Exercise prompt: An exact reproduction of all the entries is what the answer must contain.
-----
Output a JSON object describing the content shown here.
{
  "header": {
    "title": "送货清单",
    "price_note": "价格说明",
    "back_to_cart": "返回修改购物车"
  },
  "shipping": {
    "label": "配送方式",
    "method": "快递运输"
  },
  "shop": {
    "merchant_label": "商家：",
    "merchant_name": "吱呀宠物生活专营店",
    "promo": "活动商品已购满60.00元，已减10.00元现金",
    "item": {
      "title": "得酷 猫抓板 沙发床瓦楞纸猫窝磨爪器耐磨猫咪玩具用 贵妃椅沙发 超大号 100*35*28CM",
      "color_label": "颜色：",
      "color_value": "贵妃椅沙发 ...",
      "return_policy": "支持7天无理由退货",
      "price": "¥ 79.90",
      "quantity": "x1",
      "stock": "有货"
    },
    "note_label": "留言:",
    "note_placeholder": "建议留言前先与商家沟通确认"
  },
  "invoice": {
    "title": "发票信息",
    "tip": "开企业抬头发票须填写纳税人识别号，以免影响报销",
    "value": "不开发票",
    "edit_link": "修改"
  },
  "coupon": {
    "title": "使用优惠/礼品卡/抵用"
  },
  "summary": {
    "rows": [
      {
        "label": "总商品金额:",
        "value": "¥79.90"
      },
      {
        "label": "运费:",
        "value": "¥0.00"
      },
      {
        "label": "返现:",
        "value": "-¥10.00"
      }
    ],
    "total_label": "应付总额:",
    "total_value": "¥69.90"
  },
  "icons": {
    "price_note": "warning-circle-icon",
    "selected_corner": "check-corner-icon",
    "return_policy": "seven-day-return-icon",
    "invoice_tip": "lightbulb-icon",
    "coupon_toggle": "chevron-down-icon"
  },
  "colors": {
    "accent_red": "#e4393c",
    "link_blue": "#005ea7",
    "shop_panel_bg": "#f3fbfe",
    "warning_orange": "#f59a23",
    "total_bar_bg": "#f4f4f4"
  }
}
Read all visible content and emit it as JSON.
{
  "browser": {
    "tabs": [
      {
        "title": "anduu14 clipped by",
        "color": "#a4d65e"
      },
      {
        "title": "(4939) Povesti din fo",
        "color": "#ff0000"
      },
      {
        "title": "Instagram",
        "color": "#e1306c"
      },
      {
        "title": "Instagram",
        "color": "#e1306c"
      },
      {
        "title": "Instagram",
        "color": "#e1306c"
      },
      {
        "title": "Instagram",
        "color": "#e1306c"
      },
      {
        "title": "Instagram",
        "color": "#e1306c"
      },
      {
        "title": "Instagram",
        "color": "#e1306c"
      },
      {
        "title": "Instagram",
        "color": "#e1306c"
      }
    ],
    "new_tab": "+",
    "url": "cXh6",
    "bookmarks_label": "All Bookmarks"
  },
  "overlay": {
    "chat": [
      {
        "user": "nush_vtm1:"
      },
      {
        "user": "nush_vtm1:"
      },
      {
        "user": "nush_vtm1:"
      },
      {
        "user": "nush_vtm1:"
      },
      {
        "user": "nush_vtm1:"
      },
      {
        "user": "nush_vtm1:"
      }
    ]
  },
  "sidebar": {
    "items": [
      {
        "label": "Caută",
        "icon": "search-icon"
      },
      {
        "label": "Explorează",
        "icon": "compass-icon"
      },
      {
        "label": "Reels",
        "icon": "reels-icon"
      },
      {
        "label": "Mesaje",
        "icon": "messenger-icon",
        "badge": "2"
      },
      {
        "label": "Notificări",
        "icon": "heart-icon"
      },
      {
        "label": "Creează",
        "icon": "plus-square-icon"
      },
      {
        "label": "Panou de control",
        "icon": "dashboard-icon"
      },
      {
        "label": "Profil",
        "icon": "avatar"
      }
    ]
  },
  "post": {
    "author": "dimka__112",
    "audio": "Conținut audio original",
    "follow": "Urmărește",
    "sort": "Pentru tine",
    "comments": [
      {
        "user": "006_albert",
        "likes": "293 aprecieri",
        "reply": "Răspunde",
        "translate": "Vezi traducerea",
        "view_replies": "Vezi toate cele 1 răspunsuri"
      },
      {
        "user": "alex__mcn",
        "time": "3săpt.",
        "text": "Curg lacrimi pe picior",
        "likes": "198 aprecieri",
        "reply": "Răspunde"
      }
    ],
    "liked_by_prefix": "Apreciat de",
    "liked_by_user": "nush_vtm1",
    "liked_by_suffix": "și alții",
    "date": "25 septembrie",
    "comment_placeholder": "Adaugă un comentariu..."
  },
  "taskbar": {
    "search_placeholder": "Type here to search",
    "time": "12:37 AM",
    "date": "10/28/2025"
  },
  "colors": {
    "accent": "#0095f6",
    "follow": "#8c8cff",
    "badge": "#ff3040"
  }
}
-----
Response:
Output a JSON object describing the content shown here.
{
  "header": {
    "title": "送货清单",
    "price_note": "价格说明",
    "back_to_cart": "返回修改购物车"
  },
  "shipping": {
    "label": "配送方式",
    "method": "快递运输"
  },
  "shop": {
    "merchant_label": "商家：",
    "merchant_name": "吱呀宠物生活专营店",
    "promo": "活动商品已购满60.00元，已减10.00元现金",
    "item": {
      "title": "得酷 猫抓板 沙发床瓦楞纸猫窝磨爪器耐磨猫咪玩具用 贵妃椅沙发 超大号 100*35*28CM",
      "color_label": "颜色：",
      "color_value": "贵妃椅沙发 ...",
      "return_policy": "支持7天无理由退货",
      "price": "¥ 79.90",
      "quantity": "x1",
      "stock": "有货"
    },
    "note_label": "留言:",
    "note_placeholder": "建议留言前先与商家沟通确认"
  },
  "invoice": {
    "title": "发票信息",
    "tip": "开企业抬头发票须填写纳税人识别号，以免影响报销",
    "value": "不开发票",
    "edit_link": "修改"
  },
  "coupon": {
    "title": "使用优惠/礼品卡/抵用"
  },
  "summary": {
    "rows": [
      {
        "label": "总商品金额:",
        "value": "¥79.90"
      },
      {
        "label": "运费:",
        "value": "¥0.00"
      },
      {
        "label": "返现:",
        "value": "-¥10.00"
      }
    ],
    "total_label": "应付总额:",
    "total_value": "¥69.90"
  },
  "icons": {
    "price_note": "warning-circle-icon",
    "selected_corner": "check-corner-icon",
    "return_policy": "seven-day-return-icon",
    "invoice_tip": "lightbulb-icon",
    "coupon_toggle": "chevron-down-icon"
  },
  "colors": {
    "accent_red": "#e4393c",
    "link_blue": "#005ea7",
    "shop_panel_bg": "#f3fbfe",
    "warning_orange": "#f59a23",
    "total_bar_bg": "#f4f4f4"
  }
}
Read all visible content and emit it as JSON.
{
  "browser": {
    "tabs": [
      {
        "title": "anduu14 clipped by",
        "color": "#a4d65e"
      },
      {
        "title": "(4939) Povesti din fo",
        "color": "#ff0000"
      },
      {
        "title": "Instagram",
        "color": "#e1306c"
      },
      {
        "title": "Instagram",
        "color": "#e1306c"
      },
      {
        "title": "Instagram",
        "color": "#e1306c"
      },
      {
        "title": "Instagram",
        "color": "#e1306c"
      },
      {
        "title": "Instagram",
        "color": "#e1306c"
      },
      {
        "title": "Instagram",
        "color": "#e1306c"
      },
      {
        "title": "Instagram",
        "color": "#e1306c"
      }
    ],
    "new_tab": "+",
    "url": "cXh6",
    "bookmarks_label": "All Bookmarks"
  },
  "overlay": {
    "chat": [
      {
        "user": "nush_vtm1:"
      },
      {
        "user": "nush_vtm1:"
      },
      {
        "user": "nush_vtm1:"
      },
      {
        "user": "nush_vtm1:"
      },
      {
        "user": "nush_vtm1:"
      },
      {
        "user": "nush_vtm1:"
      }
    ]
  },
  "sidebar": {
    "items": [
      {
        "label": "Caută",
        "icon": "search-icon"
      },
      {
        "label": "Explorează",
        "icon": "compass-icon"
      },
      {
        "label": "Reels",
        "icon": "reels-icon"
      },
      {
        "label": "Mesaje",
        "icon": "messenger-icon",
        "badge": "2"
      },
      {
        "label": "Notificări",
        "icon": "heart-icon"
      },
      {
        "label": "Creează",
        "icon": "plus-square-icon"
      },
      {
        "label": "Panou de control",
        "icon": "dashboard-icon"
      },
      {
        "label": "Profil",
        "icon": "avatar"
      }
    ]
  },
  "post": {
    "author": "dimka__112",
    "audio": "Conținut audio original",
    "follow": "Urmărește",
    "sort": "Pentru tine",
    "comments": [
      {
        "user": "006_albert",
        "likes": "293 aprecieri",
        "reply": "Răspunde",
        "translate": "Vezi traducerea",
        "view_replies": "Vezi toate cele 1 răspunsuri"
      },
      {
        "user": "alex__mcn",
        "time": "3săpt.",
        "text": "Curg lacrimi pe picior",
        "likes": "198 aprecieri",
        "reply": "Răspunde"
      }
    ],
    "liked_by_prefix": "Apreciat de",
    "liked_by_user": "nush_vtm1",
    "liked_by_suffix": "și alții",
    "date": "25 septembrie",
    "comment_placeholder": "Adaugă un comentariu..."
  },
  "taskbar": {
    "search_placeholder": "Type here to search",
    "time": "12:37 AM",
    "date": "10/28/2025"
  },
  "colors": {
    "accent": "#0095f6",
    "follow": "#8c8cff",
    "badge": "#ff3040"
  }
}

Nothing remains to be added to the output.